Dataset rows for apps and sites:
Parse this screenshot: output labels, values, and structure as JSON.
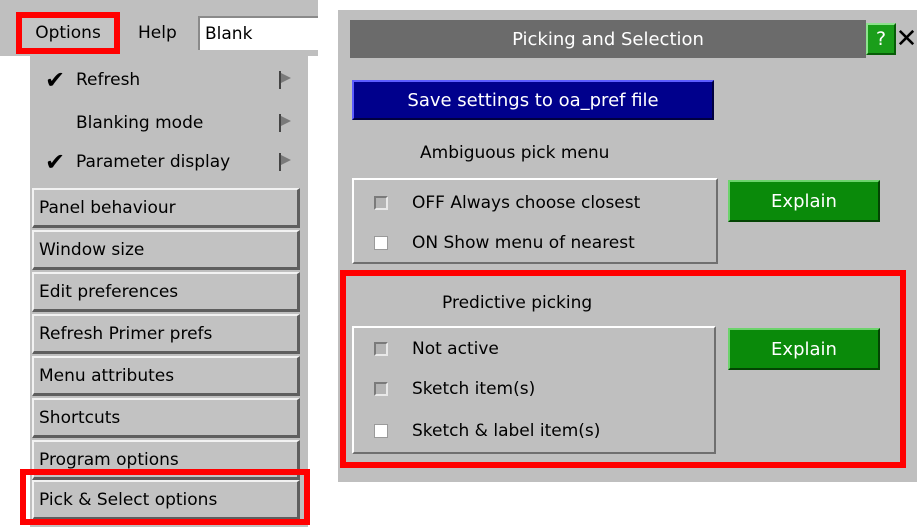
{
  "menubar": {
    "options_label": "Options",
    "help_label": "Help",
    "blank_value": "Blank"
  },
  "options_menu": {
    "toggle_items": [
      {
        "label": "Refresh",
        "checked": true
      },
      {
        "label": "Blanking mode",
        "checked": false
      },
      {
        "label": "Parameter display",
        "checked": true
      }
    ],
    "buttons": [
      {
        "label": "Panel behaviour"
      },
      {
        "label": "Window size"
      },
      {
        "label": "Edit preferences"
      },
      {
        "label": "Refresh Primer prefs"
      },
      {
        "label": "Menu attributes"
      },
      {
        "label": "Shortcuts"
      },
      {
        "label": "Program options"
      },
      {
        "label": "Pick & Select options"
      }
    ]
  },
  "panel": {
    "title": "Picking and Selection",
    "help_symbol": "?",
    "close_symbol": "✕",
    "save_label": "Save settings to oa_pref file",
    "ambiguous": {
      "title": "Ambiguous pick menu",
      "options": [
        {
          "label": "OFF  Always choose closest",
          "state": "off"
        },
        {
          "label": "ON  Show menu of nearest",
          "state": "on"
        }
      ],
      "explain_label": "Explain"
    },
    "predictive": {
      "title": "Predictive picking",
      "options": [
        {
          "label": "Not active",
          "state": "off"
        },
        {
          "label": "Sketch item(s)",
          "state": "off"
        },
        {
          "label": "Sketch & label item(s)",
          "state": "on"
        }
      ],
      "explain_label": "Explain"
    }
  },
  "colors": {
    "highlight": "#ff0000",
    "title_bar": "#6b6b6b",
    "save_button": "#00008c",
    "explain_button": "#0a8a0a",
    "panel_bg": "#bfbfbf"
  }
}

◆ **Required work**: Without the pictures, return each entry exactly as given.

◆ **Solution**:
Parse this screenshot: output labels, values, and structure as JSON.
{
  "menubar": {
    "options_label": "Options",
    "help_label": "Help",
    "blank_value": "Blank"
  },
  "options_menu": {
    "toggle_items": [
      {
        "label": "Refresh",
        "checked": true
      },
      {
        "label": "Blanking mode",
        "checked": false
      },
      {
        "label": "Parameter display",
        "checked": true
      }
    ],
    "buttons": [
      {
        "label": "Panel behaviour"
      },
      {
        "label": "Window size"
      },
      {
        "label": "Edit preferences"
      },
      {
        "label": "Refresh Primer prefs"
      },
      {
        "label": "Menu attributes"
      },
      {
        "label": "Shortcuts"
      },
      {
        "label": "Program options"
      },
      {
        "label": "Pick & Select options"
      }
    ]
  },
  "panel": {
    "title": "Picking and Selection",
    "help_symbol": "?",
    "close_symbol": "✕",
    "save_label": "Save settings to oa_pref file",
    "ambiguous": {
      "title": "Ambiguous pick menu",
      "options": [
        {
          "label": "OFF  Always choose closest",
          "state": "off"
        },
        {
          "label": "ON  Show menu of nearest",
          "state": "on"
        }
      ],
      "explain_label": "Explain"
    },
    "predictive": {
      "title": "Predictive picking",
      "options": [
        {
          "label": "Not active",
          "state": "off"
        },
        {
          "label": "Sketch item(s)",
          "state": "off"
        },
        {
          "label": "Sketch & label item(s)",
          "state": "on"
        }
      ],
      "explain_label": "Explain"
    }
  },
  "colors": {
    "highlight": "#ff0000",
    "title_bar": "#6b6b6b",
    "save_button": "#00008c",
    "explain_button": "#0a8a0a",
    "panel_bg": "#bfbfbf"
  }
}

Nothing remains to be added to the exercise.